Design spaces that encourage movement. Create a variety of indoor and outdoor spaces that offer posture choices (sitting, standing, perching, lounging) and encourage walking to create physical and emotional energy, stimulate the mind, improve alertness and improve focus.
PLANNING FOR THE DIMENSIONS OF WELLBEING
Attaining wellbeing at work is about creating and sustaining a healthy physical and mental state over time in a supportive physical and social environment. No single space can do this alone.
WELLBEING DIMENSIONS APPLIED
An immersive, shared space that supports project teams and small groups in analog and digital collaboration, content sharing and idea generation. Well-appointed to meet user needs around tools, hospitality, amplification and posture options.
Walls are leveraged as planes for analog and digital collaboration. Chairs swivel so workers can switch eye contact quickly between each other and multiple information displays.
Well-situated high-definition telepresence and furniture amplifies the conditions for innovation by augmenting the quality and quantity of interactions for both physical and virtual participants.
Moveable seating provides informality and postural change. Using walls as vertical planes for displaying information increases mental capacity for dealing with complex issues.
An informal and social setting to support connections, built trust and provide nourishment. Provides opportunities to connect socially and hosts mobile workers graciously to facilitate a sense of belonging, promote healthy professional relationships and bridge presence disparities.
There is a variety of settings for socializing or meeting informally.
An area for mobile users with a variety of settings that welcome and accommodate focus and collaboration. A palette of place and posture options provides solutions for mobile and geographically disparate users to feel a sense of belonging, community and connection to the brand and culture. Shared spaces welcome users and allow for personalization and self-selection, giving a sense of pride and temporary ownership.

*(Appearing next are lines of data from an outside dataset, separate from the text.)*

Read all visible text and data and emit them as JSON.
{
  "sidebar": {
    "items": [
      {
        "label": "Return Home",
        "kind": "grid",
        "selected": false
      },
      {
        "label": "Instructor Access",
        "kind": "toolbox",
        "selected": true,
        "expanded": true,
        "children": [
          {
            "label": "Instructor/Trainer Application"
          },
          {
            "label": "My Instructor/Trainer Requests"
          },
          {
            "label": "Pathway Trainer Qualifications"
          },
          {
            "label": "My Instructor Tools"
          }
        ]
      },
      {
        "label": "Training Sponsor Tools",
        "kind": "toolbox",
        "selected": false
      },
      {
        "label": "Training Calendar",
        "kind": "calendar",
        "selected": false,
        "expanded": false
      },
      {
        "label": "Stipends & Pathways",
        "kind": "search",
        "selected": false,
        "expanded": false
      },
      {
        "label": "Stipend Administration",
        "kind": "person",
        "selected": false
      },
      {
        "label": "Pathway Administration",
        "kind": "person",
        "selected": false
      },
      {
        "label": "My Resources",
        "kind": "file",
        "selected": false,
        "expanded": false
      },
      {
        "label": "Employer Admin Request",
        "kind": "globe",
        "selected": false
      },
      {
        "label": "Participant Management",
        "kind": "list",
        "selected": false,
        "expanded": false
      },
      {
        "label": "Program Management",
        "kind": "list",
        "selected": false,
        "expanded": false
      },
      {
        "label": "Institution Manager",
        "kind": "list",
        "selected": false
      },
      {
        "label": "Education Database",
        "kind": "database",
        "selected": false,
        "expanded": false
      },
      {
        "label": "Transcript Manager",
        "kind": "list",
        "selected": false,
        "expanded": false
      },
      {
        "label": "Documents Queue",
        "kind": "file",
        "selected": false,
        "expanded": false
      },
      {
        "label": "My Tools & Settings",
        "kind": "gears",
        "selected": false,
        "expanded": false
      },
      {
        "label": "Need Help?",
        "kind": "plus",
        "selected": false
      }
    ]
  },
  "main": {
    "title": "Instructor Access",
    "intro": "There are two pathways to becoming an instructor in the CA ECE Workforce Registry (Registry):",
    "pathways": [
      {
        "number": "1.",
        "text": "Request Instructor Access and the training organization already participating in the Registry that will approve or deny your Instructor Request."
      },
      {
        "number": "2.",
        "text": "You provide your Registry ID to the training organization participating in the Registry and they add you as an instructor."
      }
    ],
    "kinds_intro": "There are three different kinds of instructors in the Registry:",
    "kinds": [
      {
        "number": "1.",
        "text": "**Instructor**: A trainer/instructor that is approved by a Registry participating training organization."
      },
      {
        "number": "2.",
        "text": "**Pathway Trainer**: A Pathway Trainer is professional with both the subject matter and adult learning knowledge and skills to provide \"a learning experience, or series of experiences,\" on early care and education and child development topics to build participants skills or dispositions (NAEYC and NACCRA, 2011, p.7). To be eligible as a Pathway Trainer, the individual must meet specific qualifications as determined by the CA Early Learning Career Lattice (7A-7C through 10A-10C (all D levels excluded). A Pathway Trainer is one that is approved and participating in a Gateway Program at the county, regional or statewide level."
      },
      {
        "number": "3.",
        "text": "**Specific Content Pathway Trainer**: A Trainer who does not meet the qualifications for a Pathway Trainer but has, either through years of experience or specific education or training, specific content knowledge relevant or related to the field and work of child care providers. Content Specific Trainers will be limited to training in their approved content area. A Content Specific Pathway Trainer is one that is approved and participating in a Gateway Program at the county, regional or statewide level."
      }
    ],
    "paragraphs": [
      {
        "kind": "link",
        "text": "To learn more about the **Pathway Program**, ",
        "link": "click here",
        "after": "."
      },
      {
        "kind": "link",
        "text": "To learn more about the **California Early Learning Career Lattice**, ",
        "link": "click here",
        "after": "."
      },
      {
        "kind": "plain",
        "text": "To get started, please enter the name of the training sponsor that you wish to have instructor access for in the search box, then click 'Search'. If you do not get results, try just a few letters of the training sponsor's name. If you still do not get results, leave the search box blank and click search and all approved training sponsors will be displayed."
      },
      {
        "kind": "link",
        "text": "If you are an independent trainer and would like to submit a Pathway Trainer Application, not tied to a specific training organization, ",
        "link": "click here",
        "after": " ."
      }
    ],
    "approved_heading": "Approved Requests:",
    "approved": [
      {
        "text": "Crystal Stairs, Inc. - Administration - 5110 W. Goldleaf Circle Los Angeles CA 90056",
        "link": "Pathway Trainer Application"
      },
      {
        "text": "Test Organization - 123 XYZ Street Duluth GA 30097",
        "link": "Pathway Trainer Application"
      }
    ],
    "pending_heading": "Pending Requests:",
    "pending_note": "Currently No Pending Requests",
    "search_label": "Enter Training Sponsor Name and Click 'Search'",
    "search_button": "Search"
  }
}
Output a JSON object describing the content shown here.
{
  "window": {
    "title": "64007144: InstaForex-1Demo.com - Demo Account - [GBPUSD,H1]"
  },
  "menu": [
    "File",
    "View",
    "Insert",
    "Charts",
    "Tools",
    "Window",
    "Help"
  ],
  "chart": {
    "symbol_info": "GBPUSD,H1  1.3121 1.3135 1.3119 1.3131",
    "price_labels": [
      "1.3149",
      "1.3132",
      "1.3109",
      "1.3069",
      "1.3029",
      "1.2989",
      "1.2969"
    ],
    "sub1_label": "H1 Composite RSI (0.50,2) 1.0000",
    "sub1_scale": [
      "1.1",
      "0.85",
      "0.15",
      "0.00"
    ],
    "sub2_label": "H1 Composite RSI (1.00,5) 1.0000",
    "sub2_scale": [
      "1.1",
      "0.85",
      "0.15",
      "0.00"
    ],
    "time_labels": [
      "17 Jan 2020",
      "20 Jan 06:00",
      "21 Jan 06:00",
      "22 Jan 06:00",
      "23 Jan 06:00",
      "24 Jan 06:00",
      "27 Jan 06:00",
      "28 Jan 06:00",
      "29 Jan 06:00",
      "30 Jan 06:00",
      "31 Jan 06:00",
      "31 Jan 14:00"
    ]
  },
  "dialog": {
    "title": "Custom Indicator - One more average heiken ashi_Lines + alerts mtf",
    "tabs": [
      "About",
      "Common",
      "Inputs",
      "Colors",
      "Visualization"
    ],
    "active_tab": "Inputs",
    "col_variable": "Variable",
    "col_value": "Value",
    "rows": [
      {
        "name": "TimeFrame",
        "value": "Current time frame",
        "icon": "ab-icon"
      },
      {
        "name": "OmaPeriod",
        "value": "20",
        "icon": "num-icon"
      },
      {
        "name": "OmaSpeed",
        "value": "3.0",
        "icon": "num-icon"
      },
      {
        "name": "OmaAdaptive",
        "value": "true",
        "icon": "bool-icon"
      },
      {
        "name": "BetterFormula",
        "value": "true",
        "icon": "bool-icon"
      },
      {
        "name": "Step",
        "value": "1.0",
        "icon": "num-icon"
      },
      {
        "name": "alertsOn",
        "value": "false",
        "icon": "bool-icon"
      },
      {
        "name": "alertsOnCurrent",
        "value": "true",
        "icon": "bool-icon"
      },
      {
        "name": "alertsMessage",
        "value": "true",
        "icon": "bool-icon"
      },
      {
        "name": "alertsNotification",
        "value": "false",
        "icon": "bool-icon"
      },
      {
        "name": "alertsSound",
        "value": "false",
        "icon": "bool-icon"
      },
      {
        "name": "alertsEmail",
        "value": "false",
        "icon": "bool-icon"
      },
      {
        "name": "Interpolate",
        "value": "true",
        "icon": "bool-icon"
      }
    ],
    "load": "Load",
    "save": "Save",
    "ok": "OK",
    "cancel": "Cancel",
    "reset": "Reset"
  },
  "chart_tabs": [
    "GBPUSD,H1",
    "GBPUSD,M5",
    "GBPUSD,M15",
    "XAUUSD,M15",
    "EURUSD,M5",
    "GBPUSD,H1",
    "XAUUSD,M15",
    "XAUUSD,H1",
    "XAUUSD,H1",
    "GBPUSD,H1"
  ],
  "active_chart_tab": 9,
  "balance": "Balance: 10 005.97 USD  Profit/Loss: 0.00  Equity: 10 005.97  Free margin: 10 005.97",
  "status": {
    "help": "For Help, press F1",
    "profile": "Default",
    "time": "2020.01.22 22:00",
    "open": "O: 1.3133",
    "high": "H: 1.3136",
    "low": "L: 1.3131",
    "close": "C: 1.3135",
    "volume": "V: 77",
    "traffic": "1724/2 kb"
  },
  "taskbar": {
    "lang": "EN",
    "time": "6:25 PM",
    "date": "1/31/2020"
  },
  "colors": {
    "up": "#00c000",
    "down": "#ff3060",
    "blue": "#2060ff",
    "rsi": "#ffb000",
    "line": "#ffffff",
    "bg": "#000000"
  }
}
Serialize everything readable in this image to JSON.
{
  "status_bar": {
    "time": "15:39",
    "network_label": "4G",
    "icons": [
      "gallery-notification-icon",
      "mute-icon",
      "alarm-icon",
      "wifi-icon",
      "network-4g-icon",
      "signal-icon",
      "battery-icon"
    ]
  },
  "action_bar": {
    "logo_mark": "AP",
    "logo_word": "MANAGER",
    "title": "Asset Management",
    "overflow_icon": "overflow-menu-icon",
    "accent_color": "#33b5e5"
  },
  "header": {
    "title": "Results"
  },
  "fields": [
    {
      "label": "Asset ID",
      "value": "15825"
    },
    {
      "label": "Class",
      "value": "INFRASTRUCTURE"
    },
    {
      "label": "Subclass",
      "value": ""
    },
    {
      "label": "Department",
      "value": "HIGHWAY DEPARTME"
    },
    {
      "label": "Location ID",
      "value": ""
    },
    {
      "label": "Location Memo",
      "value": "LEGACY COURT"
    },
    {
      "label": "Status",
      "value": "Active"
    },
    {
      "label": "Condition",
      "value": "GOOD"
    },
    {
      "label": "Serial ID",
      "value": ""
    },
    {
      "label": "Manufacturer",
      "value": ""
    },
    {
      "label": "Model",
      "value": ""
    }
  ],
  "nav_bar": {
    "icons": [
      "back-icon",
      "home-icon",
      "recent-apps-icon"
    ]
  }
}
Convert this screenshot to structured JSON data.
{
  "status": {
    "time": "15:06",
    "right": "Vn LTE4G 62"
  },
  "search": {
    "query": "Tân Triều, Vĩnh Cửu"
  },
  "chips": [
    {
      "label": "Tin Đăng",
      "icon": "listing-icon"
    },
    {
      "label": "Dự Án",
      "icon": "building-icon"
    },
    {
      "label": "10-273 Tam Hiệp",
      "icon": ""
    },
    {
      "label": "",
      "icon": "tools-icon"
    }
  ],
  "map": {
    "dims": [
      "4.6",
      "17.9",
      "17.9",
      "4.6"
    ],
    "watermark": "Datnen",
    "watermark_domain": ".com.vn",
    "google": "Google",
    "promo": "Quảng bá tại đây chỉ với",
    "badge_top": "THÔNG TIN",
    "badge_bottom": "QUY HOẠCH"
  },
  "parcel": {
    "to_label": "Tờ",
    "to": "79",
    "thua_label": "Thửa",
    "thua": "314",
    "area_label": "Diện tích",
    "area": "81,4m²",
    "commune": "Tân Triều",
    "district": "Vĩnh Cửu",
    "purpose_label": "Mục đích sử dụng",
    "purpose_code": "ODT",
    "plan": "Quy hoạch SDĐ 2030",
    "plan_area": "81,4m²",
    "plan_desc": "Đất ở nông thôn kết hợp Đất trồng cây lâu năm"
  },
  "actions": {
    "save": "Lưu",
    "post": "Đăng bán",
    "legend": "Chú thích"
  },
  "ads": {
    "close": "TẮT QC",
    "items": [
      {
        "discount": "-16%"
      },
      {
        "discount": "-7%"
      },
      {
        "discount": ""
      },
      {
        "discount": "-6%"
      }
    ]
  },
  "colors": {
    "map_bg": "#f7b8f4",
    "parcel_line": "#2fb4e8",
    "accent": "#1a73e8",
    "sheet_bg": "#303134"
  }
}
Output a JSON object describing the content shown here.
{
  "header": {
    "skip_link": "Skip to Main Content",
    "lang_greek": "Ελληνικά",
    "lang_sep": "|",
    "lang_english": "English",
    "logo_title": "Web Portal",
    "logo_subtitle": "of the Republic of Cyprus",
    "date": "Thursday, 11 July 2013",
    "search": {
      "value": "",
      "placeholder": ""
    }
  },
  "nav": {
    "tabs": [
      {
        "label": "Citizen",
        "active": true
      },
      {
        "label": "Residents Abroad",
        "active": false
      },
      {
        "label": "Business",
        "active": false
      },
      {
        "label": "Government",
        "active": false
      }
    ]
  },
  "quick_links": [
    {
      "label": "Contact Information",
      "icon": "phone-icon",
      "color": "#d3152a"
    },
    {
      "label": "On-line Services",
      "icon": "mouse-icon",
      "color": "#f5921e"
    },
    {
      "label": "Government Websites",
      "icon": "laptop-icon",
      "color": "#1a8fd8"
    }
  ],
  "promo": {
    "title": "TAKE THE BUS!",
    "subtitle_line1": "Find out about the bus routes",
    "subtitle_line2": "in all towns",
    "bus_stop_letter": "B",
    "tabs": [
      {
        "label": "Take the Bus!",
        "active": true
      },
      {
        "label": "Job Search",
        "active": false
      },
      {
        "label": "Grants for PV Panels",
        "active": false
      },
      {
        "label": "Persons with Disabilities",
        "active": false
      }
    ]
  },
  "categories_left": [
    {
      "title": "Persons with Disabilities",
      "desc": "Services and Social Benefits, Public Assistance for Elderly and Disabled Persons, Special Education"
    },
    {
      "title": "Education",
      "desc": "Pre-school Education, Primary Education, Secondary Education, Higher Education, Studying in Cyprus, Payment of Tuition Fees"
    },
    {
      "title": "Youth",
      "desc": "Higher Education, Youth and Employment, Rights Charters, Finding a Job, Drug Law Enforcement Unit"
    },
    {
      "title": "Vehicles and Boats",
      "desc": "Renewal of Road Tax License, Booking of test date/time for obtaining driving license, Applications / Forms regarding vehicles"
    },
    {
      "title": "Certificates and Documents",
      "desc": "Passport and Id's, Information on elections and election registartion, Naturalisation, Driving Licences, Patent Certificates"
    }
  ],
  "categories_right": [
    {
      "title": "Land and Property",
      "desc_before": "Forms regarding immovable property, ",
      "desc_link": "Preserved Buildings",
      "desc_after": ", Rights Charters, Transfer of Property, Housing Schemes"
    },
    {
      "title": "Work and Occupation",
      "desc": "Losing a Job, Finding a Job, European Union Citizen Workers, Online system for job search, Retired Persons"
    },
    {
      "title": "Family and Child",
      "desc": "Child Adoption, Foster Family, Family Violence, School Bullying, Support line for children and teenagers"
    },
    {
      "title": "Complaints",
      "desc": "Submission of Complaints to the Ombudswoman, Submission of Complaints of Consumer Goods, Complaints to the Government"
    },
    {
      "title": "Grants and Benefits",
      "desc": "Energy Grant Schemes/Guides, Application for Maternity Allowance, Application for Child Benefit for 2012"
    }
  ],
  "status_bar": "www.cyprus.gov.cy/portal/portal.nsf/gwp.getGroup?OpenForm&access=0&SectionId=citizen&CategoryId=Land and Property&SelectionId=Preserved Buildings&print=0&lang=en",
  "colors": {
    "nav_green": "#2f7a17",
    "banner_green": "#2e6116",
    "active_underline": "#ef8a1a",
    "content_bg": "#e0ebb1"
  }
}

An owned space that provides the ability to express one’s self and display personal items and professional artifacts. Users are empowered to utilize the space in the best way to support their individual needs through amplification, making work visible on the walls or providing solitude for focus.
Acoustically sealed, the space supports quick switches from individual focused work to 1:1 connections and interactions.
A setting that offers inspiring views, access to nature and a palette of place, postures and presence options. Promote movement through the environment by encouraging users to select the right place for a given task. A variety of settings support user needs throughout the day, from focus to respite to collaboration.
An informal place that enables people to be alone with others nearby or have informal interactions within the hum of surrounding activity. Provides great views to the outdoors and displays of organizational artifacts.
Those who aren’t comfortable in a high-sensory environment can come here to dial down the stimulation around them.
A space to fine-tune imagination, spark creativity and foster critical thinking. Inspire, engage and support evolving innovation processes and serve as a symbolic and tangible expression of a company’s commitment to a culture of innovation.
Small, private spaces that provide respite, focus and rejuvenation. Easily accessible with good visual signaling.
Owned individual space with supportive tools and personal control. Users can personalize their workstations and adjust for comfort. The overall zone supports a range of user needs, from focused work to collaboration to touch-down tasks, allowing the worker to choose where they feel most productive.
Personal storage cubbies and hooks at each workstation reduce clutter and act as a boundary between workers. Height-adjustable worksurfaces promote healthy movement and mental alertness, while also recognizing workers’ individual physical needs and preferences.